▶ **Your instructions**
Copy all lines below containing "label".

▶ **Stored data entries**
┏━━

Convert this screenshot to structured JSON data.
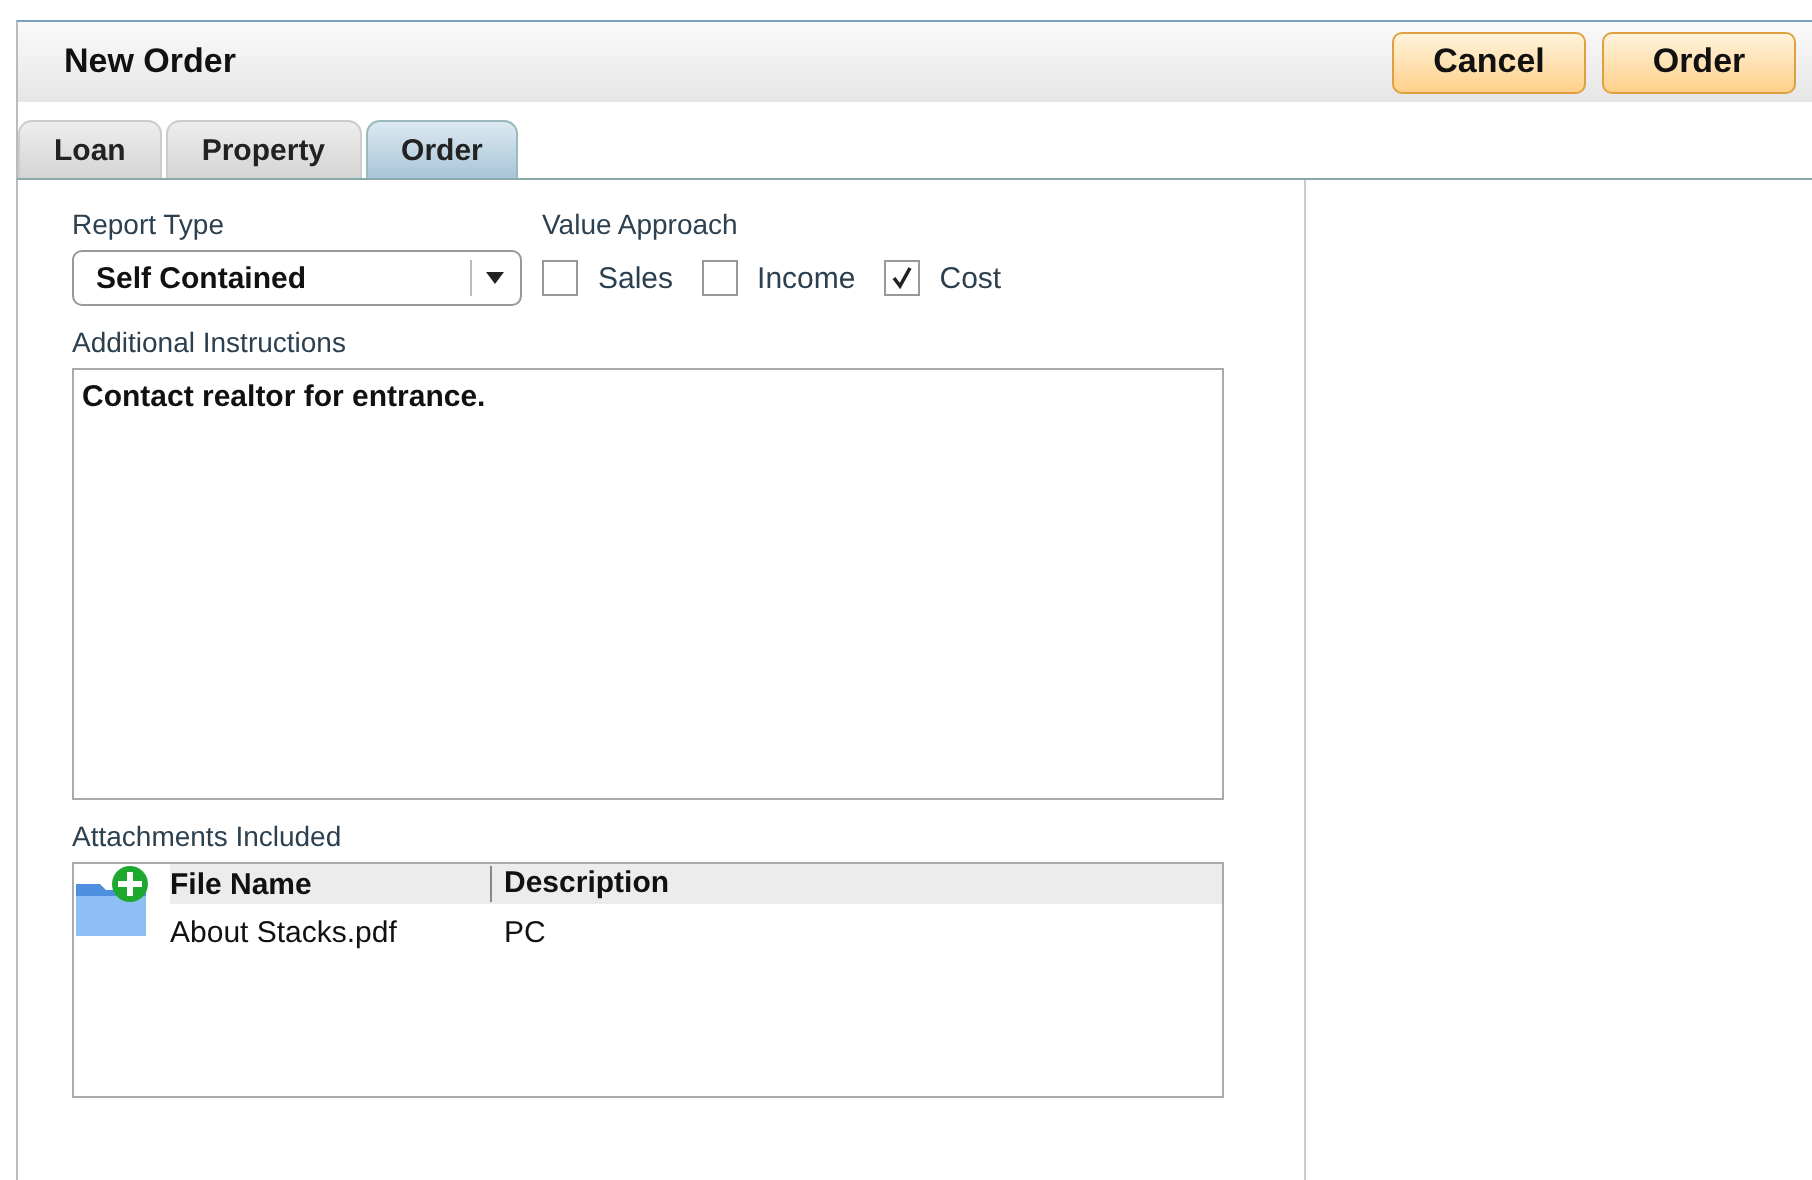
{
  "window": {
    "title": "New Order"
  },
  "buttons": [
    "Cancel",
    "Order"
  ],
  "tabs": [
    {
      "label": "Loan",
      "selected": false
    },
    {
      "label": "Property",
      "selected": false
    },
    {
      "label": "Order",
      "selected": true
    }
  ],
  "report_type": {
    "label": "Report Type",
    "value": "Self Contained"
  },
  "value_approach": {
    "label": "Value Approach",
    "options": [
      {
        "label": "Sales",
        "checked": false
      },
      {
        "label": "Income",
        "checked": false
      },
      {
        "label": "Cost",
        "checked": true
      }
    ]
  },
  "instructions": {
    "label": "Additional Instructions",
    "value": "Contact realtor for entrance."
  },
  "attachments": {
    "label": "Attachments Included",
    "columns": [
      "File Name",
      "Description"
    ],
    "rows": [
      [
        "About Stacks.pdf",
        "PC"
      ]
    ]
  }
}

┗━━

▶ **Answer for the task**
      "label": "Loan",
      "label": "Property",
      "label": "Order",
    "label": "Report Type",
    "label": "Value Approach",
        "label": "Sales",
        "label": "Income",
        "label": "Cost",
    "label": "Additional Instructions",
    "label": "Attachments Included",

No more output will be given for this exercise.